While the game is designed rather well and nicely animated, gameplay itself could have been improved. Marko’s controls and the game flow in general feel rather sluggish, which is odd considering the huge amount of detailed animation on the main character. Also, the collision detection seems a bit iffy. This becomes most apparent when picking up soda cans. Oh yeah, remember what I said earlier about shoehorning in environmental messages? Well, aside from the obvious plot point of green gooey mutagens and dumping them into the sewers being bad, the game also urges Marko to pick up soda cans along his way. Sometimes they are lying around on the ground, sometimes they are hanging from floating balloons for some reason. Every few levels, the stage exit is marked by some sort of recycling machine which converts each collected can into points. Gather enough points, and you gain an extra live. Sometimes, you need to go out of your way in order to gather up enough cans, while reaching the level exit itself is usually a rather straightforward affair. So, picking up the cans is usually too much of a bother, which is pretty ironic for an attempt to teach the importance of recycling to children.
Marko’s Magic Football isn’t without its charm.
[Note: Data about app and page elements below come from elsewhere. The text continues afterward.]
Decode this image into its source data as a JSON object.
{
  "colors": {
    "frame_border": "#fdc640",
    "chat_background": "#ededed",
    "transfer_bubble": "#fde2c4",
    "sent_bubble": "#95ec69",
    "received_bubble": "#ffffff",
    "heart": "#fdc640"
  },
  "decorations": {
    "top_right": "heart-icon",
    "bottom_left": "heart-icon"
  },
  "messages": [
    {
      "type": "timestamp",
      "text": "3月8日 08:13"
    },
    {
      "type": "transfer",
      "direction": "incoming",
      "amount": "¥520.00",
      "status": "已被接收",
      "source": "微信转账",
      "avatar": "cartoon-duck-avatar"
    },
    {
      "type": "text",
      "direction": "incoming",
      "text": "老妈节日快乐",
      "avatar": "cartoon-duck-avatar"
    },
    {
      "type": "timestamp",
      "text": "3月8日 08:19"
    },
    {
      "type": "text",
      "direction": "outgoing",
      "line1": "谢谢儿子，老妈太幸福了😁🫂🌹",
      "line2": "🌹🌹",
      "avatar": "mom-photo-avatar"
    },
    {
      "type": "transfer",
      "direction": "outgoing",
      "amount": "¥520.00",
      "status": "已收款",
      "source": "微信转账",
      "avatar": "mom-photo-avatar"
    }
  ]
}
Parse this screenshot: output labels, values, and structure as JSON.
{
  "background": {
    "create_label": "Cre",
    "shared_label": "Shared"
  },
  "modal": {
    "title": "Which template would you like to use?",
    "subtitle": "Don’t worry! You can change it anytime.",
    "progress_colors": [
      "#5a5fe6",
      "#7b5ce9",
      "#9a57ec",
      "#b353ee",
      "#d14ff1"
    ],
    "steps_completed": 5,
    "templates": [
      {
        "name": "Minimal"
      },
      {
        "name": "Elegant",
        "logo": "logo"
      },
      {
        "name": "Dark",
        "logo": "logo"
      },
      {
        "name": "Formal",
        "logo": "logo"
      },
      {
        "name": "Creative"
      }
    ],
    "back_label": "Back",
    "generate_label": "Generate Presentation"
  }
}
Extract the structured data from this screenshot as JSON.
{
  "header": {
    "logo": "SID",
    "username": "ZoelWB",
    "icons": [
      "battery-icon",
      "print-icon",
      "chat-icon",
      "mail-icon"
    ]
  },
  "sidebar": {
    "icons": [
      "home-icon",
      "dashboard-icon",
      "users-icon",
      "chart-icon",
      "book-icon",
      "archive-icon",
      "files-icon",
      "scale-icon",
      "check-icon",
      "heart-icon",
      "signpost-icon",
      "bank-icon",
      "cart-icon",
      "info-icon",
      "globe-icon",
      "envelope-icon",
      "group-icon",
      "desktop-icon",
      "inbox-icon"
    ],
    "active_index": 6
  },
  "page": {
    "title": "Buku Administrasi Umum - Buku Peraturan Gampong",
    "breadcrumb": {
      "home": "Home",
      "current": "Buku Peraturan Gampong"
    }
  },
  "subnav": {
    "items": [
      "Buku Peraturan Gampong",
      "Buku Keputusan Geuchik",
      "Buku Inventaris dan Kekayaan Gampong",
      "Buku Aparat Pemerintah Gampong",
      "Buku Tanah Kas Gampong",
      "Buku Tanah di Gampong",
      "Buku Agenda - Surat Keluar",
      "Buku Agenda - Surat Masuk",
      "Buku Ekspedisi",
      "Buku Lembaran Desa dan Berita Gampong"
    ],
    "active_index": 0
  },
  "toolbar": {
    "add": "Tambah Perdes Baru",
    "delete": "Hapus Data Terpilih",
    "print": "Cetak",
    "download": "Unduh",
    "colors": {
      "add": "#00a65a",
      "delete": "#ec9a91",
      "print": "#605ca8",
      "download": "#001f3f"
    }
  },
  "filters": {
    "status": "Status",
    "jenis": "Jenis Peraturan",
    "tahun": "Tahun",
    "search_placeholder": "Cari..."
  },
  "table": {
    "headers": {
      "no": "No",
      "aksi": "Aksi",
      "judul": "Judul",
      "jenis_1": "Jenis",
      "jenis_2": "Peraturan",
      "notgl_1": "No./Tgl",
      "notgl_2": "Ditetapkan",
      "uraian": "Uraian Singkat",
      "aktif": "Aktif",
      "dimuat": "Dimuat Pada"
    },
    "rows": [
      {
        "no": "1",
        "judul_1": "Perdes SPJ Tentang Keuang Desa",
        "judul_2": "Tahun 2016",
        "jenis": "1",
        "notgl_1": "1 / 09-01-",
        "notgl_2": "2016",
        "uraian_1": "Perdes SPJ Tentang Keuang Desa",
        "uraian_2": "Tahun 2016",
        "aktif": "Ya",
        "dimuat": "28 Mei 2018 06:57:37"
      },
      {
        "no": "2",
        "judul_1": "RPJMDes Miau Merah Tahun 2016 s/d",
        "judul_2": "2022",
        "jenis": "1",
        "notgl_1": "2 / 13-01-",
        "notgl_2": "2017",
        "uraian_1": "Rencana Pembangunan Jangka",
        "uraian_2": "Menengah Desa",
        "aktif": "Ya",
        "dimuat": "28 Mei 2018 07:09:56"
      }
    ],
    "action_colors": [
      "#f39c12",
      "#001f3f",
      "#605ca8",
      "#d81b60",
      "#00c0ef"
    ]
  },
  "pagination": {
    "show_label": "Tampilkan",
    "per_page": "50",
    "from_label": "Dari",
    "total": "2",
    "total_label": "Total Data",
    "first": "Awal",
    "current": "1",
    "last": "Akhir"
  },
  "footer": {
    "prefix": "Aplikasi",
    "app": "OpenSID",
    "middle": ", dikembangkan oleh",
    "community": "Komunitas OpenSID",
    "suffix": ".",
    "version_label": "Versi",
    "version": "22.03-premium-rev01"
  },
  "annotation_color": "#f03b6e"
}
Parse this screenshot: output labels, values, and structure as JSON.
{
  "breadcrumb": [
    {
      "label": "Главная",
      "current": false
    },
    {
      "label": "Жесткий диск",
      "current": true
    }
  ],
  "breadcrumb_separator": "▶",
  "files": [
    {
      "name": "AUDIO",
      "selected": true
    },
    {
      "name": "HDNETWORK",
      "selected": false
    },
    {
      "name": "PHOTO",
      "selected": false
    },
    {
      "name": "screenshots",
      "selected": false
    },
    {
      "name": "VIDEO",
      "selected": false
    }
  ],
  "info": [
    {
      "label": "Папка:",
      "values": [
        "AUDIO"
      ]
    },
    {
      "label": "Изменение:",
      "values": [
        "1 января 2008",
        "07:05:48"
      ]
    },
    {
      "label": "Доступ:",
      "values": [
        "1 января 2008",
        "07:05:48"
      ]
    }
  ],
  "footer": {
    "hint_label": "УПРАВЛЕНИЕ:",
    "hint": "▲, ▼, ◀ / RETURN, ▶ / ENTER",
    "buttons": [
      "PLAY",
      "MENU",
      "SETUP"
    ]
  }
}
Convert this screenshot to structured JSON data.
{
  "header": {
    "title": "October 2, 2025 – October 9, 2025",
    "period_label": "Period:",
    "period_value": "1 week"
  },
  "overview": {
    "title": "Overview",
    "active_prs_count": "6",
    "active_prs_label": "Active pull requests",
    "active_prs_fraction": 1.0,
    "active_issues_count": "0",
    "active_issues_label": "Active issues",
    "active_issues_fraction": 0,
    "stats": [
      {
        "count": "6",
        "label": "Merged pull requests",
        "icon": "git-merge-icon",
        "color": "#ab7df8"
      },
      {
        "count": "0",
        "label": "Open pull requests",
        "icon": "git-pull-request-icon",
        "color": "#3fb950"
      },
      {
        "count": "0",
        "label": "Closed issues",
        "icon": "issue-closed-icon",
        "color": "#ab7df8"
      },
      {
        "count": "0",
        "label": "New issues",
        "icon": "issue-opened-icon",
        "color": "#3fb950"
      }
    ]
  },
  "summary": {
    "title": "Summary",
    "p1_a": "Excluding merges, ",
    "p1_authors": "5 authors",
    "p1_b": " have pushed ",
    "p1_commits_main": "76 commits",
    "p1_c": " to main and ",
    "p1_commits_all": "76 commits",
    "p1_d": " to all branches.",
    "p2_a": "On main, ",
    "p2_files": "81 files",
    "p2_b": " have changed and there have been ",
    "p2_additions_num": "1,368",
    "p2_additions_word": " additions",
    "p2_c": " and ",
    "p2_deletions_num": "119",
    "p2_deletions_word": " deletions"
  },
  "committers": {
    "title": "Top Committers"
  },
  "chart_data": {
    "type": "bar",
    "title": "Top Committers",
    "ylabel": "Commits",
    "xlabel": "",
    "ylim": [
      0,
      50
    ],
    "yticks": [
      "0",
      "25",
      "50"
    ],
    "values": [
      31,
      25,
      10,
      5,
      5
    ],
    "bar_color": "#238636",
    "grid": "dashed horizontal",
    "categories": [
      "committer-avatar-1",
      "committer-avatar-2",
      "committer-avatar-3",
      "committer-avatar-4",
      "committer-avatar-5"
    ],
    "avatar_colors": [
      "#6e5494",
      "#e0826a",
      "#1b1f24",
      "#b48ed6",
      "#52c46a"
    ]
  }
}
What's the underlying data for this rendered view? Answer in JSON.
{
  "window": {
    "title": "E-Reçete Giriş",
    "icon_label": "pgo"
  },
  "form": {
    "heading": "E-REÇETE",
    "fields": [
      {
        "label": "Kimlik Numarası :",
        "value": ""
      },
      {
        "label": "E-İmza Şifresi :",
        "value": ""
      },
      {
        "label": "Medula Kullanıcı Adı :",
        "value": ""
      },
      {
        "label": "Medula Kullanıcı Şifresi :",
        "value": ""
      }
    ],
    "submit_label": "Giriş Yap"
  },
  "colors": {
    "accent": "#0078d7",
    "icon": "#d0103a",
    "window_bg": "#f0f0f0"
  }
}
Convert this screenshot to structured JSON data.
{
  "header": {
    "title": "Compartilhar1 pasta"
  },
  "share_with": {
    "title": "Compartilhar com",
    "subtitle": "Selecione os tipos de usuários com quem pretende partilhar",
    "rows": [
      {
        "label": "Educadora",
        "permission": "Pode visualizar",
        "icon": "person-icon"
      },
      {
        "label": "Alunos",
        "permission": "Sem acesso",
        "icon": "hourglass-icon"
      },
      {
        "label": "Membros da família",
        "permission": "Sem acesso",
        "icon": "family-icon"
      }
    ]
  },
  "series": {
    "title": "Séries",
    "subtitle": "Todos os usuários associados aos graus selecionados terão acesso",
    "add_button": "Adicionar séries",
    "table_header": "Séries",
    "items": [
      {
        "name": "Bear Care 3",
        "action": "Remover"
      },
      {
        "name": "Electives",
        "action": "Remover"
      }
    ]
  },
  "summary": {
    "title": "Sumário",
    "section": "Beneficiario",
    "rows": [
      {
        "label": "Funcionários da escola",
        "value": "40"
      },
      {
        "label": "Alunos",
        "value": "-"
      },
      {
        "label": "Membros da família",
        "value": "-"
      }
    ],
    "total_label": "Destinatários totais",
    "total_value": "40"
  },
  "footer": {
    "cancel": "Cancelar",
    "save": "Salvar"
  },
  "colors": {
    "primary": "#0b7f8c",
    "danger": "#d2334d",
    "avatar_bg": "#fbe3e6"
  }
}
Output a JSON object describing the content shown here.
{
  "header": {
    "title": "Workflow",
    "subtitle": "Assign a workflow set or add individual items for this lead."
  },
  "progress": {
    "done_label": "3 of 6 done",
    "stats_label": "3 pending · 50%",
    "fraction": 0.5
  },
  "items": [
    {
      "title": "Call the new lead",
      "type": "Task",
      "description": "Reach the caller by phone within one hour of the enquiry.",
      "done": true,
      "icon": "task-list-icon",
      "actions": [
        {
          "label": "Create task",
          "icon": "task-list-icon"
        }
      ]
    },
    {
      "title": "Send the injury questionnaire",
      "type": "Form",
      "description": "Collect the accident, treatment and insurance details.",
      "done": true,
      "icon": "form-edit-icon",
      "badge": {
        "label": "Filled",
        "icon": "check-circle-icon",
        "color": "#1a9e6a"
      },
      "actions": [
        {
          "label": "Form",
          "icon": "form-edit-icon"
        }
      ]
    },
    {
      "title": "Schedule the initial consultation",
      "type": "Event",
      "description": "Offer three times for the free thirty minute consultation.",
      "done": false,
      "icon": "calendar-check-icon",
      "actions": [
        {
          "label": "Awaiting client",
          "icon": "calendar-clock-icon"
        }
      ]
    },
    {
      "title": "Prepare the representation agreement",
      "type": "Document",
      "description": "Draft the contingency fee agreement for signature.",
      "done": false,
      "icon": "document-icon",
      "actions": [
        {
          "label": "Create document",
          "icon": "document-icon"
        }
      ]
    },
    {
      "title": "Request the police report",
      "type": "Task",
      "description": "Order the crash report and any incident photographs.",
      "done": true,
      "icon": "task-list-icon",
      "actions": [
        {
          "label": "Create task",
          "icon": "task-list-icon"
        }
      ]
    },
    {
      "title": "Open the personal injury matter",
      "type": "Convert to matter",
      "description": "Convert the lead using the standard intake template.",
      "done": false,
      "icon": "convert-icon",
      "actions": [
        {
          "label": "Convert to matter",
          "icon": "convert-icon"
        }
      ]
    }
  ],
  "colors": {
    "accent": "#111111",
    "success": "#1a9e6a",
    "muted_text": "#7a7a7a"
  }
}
The soccer ball certainly is a gimmick, but it isn’t a bad one, and the amount of animation on the main character is enjoyable to look at. Once you get a hang on the controls, the game plays out just fine for the most part. The colorful palette used will certainly appeal to kids. However, the game flow moves along rather slowly, and both the level design and the gameplay itself are lacking in polish. Also, the Genesis sound isn’t good at all; the soundtrack of the latter Sega CD release is much, much better. With improved graphics (specifically regarding the size of the characters), better acoustics, and a tighter mechanic, this game could have been a real contender. Overall, it lacks the endurance to become a truly memorable title, but if you’re in the mood for a quirky little platformer with a unique little gameplay gimmick, give Marko a try.
SCORE: 6 out of 10